For several years, researchers have been trying to use the spin of an electron to store and transmit information. The spin of each electron is always coupled...

Im Focus: The proton precisely weighted

What is the mass of a proton? Scientists from Germany and Japan successfully did an important step towards the most exact knowledge of this fundamental constant. By means of precision measurements on a single proton, they could improve the precision by a factor of three and also correct the existing value.

To determine the mass of a single proton still more accurate – a group of physicists led by Klaus Blaum and Sven Sturm of the Max Planck Institute for Nuclear...

Im Focus: On the way to a biological alternative

A bacterial enzyme enables reactions that open up alternatives to key industrial chemical processes

The research team of Prof.
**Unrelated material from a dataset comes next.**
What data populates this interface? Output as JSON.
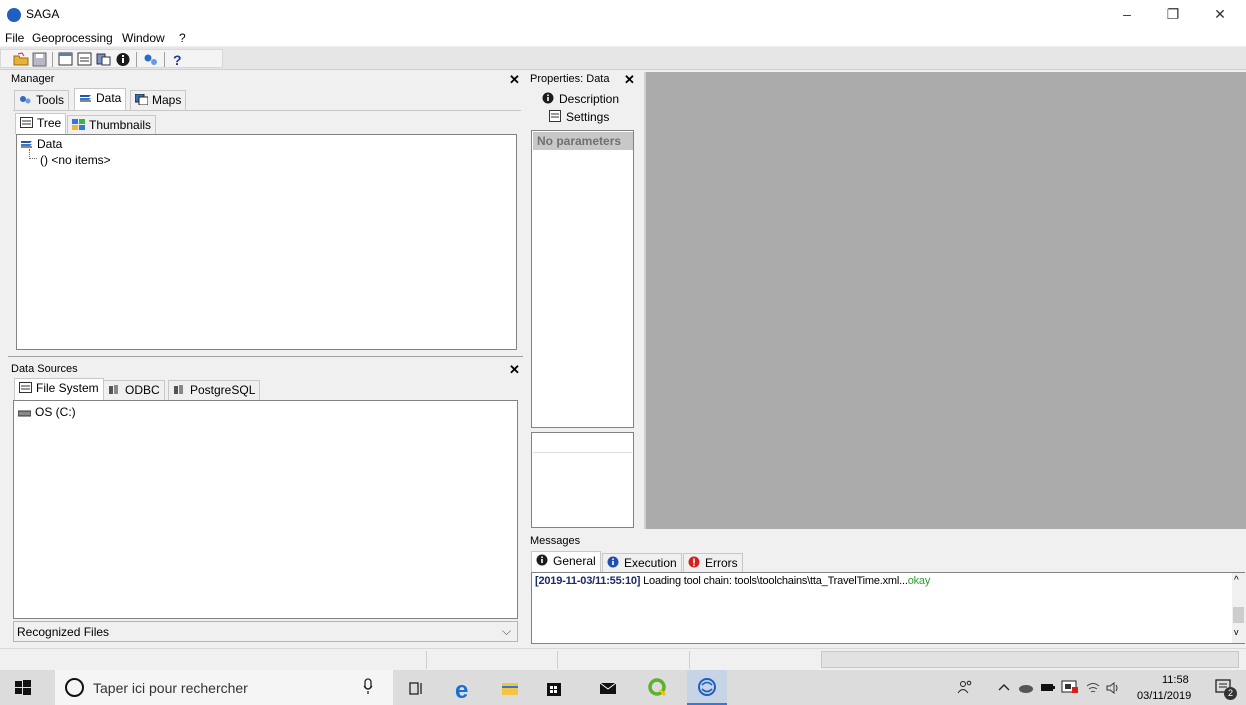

Dr. Oliver Einsle at the University of Freiburg's Institute of Biochemistry has long been exploring the functioning of nitrogenase....

Im Focus: The 1 trillion tonne iceberg

Larsen C Ice Shelf rift finally breaks through

A one trillion tonne iceberg - one of the biggest ever recorded -- has calved away from the Larsen C Ice Shelf in Antarctica, after a rift in the ice,...

Im Focus: Laser-cooled ions contribute to better understanding of friction

Physics supports biology: Researchers from PTB have developed a model system to investigate friction phenomena with atomic precision

Friction: what you want from car brakes, otherwise rather a nuisance. In any case, it is useful to know as precisely as possible how friction phenomena arise –...

All Focus news of the innovation-report >>>

Anzeige

Anzeige

Event News

Closing the Sustainability Circle: Protection of Food with Biobased Materials

21.07.2017 | Event News

»We are bringing Additive Manufacturing to SMEs«

19.07.2017 | Event News

The technology with a feel for feelings

12.07.2017 | Event News

 
Latest News

NASA looks to solar eclipse to help understand Earth's energy system

21.07.2017 | Earth Sciences

Stanford researchers develop a new type of soft, growing robot

21.07.2017 | Power and Electrical Engineering

Vortex photons from electrons in circular motion

21.07.2017 | Physics and Astronomy

VideoLinks
B2B-VideoLinks
More VideoLinks >>>